“Some people are ready and some are just totally in the dark. I’ve talked to a few people who didn’t even know what 5010 was about; that concerns me,” says Landes. “So, we’re getting a poll out to see where physicians in our IPA are in this process.”
Indeed, Intelligence Report respondents cited physician cooperation as the No. 1 challenge providers expect.
Unprepared payers, too, could trip up even those providers who are further along in their efforts, notes Albert Oriol, vice president and chief information officer at 442-licensed-bed Rady Children’s Hospital and Health Center in San Diego.
Providers will need to test each outgoing 5010 transaction and adjust the setup and process as needed. To do that, however, the payer needs to be 5010 ready now. Oriol says that the testing process consists of submitting test claim files to each payer and doing so as specified by each payer—and the process can vary by payer. The same process will also need to take place with ICD-10.
It’s the testing process that will likely bottleneck many providers, especially in the last few months of 2011, says Oriol. And as 2012 begins, some payers may not allow providers who haven’t done the testing to submit live claims until they successfully do the testing.
“Some payers are notorious for not conforming to the standards,” says Oriol. “And getting the attention from each payer to be able to test everything requires a lot of coordination. It’s not enough to send a file; you need to test a full cycle, and at some point people may not be able to get in the [payers’] queues to do it.”
Regression testing, a lower level of testing, may suffice for some providers as an alternative to direct testing with payers for 5010, Oriol says.

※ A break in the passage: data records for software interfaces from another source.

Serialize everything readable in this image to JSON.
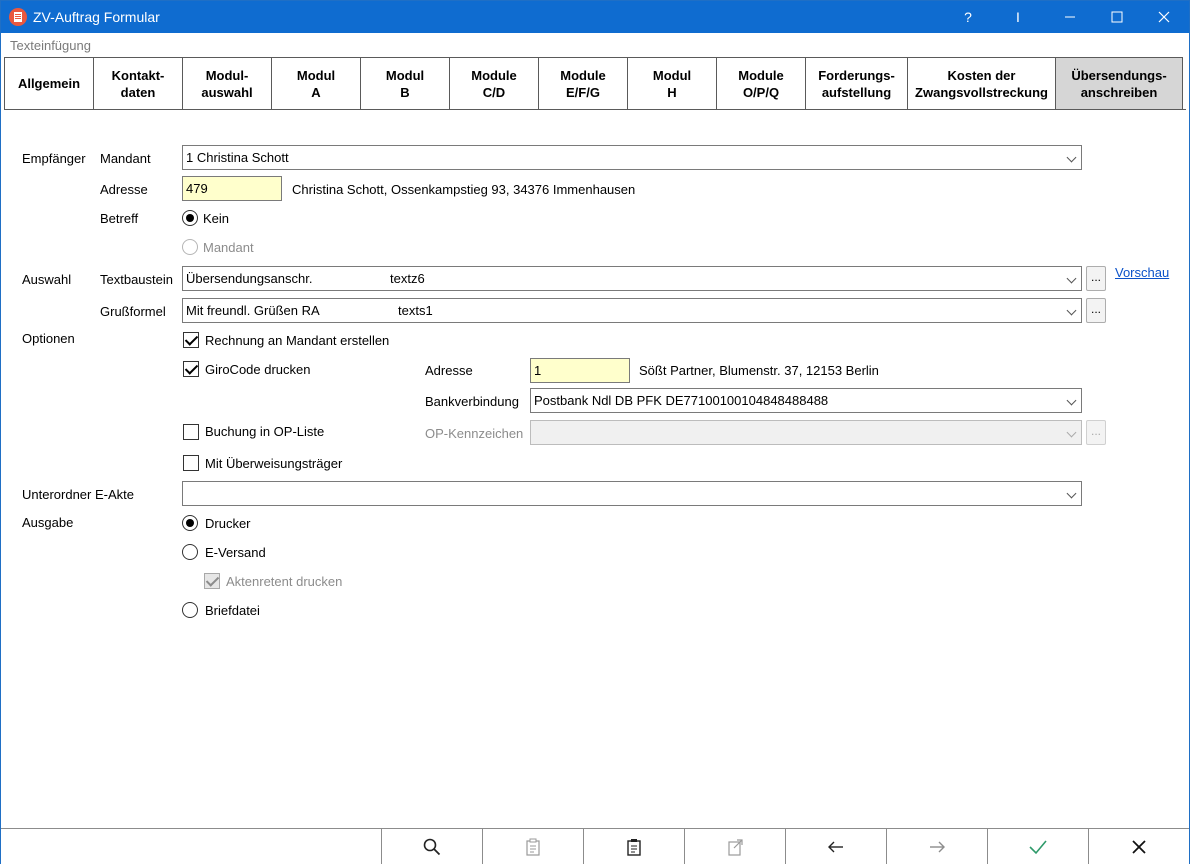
{
  "window": {
    "title": "ZV-Auftrag Formular",
    "help": "?",
    "controls": {
      "cursor": "I",
      "minimize": "—",
      "maximize": "☐",
      "close": "✕"
    }
  },
  "menu": {
    "label": "Texteinfügung"
  },
  "tabs": [
    {
      "label": "Allgemein"
    },
    {
      "label": "Kontakt-\ndaten"
    },
    {
      "label": "Modul-\nauswahl"
    },
    {
      "label": "Modul\nA"
    },
    {
      "label": "Modul\nB"
    },
    {
      "label": "Module\nC/D"
    },
    {
      "label": "Module\nE/F/G"
    },
    {
      "label": "Modul\nH"
    },
    {
      "label": "Module\nO/P/Q"
    },
    {
      "label": "Forderungs-\naufstellung"
    },
    {
      "label": "Kosten der\nZwangsvollstreckung"
    },
    {
      "label": "Übersendungs-\nanschreiben"
    }
  ],
  "form": {
    "empfaenger_label": "Empfänger",
    "mandant_label": "Mandant",
    "mandant_value": "1  Christina Schott",
    "adresse_label": "Adresse",
    "adresse_value": "479",
    "adresse_text": "Christina Schott, Ossenkampstieg 93, 34376 Immenhausen",
    "betreff_label": "Betreff",
    "betreff_kein": "Kein",
    "betreff_mandant": "Mandant",
    "auswahl_label": "Auswahl",
    "textbaustein_label": "Textbaustein",
    "textbaustein_value": "Übersendungsanschr.",
    "textbaustein_code": "textz6",
    "vorschau_link": "Vorschau",
    "grussformel_label": "Grußformel",
    "grussformel_value": "Mit freundl. Grüßen RA",
    "grussformel_code": "texts1",
    "optionen_label": "Optionen",
    "rechnung_label": "Rechnung an Mandant erstellen",
    "girocode_label": "GiroCode drucken",
    "giro_adresse_label": "Adresse",
    "giro_adresse_value": "1",
    "giro_adresse_text": "Sößt  Partner, Blumenstr. 37, 12153 Berlin",
    "bankverbindung_label": "Bankverbindung",
    "bankverbindung_value": "Postbank Ndl DB PFK DE77100100104848488488",
    "buchung_label": "Buchung in OP-Liste",
    "op_kennzeichen_label": "OP-Kennzeichen",
    "ueberweisung_label": "Mit Überweisungsträger",
    "unterordner_label": "Unterordner E-Akte",
    "ausgabe_label": "Ausgabe",
    "drucker_label": "Drucker",
    "eversand_label": "E-Versand",
    "aktenretent_label": "Aktenretent drucken",
    "briefdatei_label": "Briefdatei",
    "dots": "..."
  },
  "toolbar": {
    "icons": [
      "search-icon",
      "clipboard-icon",
      "document-icon",
      "export-icon",
      "arrow-left-icon",
      "arrow-right-icon",
      "confirm-check-icon",
      "close-icon"
    ]
  },
  "colors": {
    "titlebar": "#0f6cd0",
    "input_highlight": "#ffffcc",
    "link": "#0b52c9",
    "active_tab": "#d6d6d6",
    "confirm": "#2e9a6a"
  }
}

However, he says, payers and providers should be prepared to work in parallel environments to be sure that claims continue to be submitted and paid.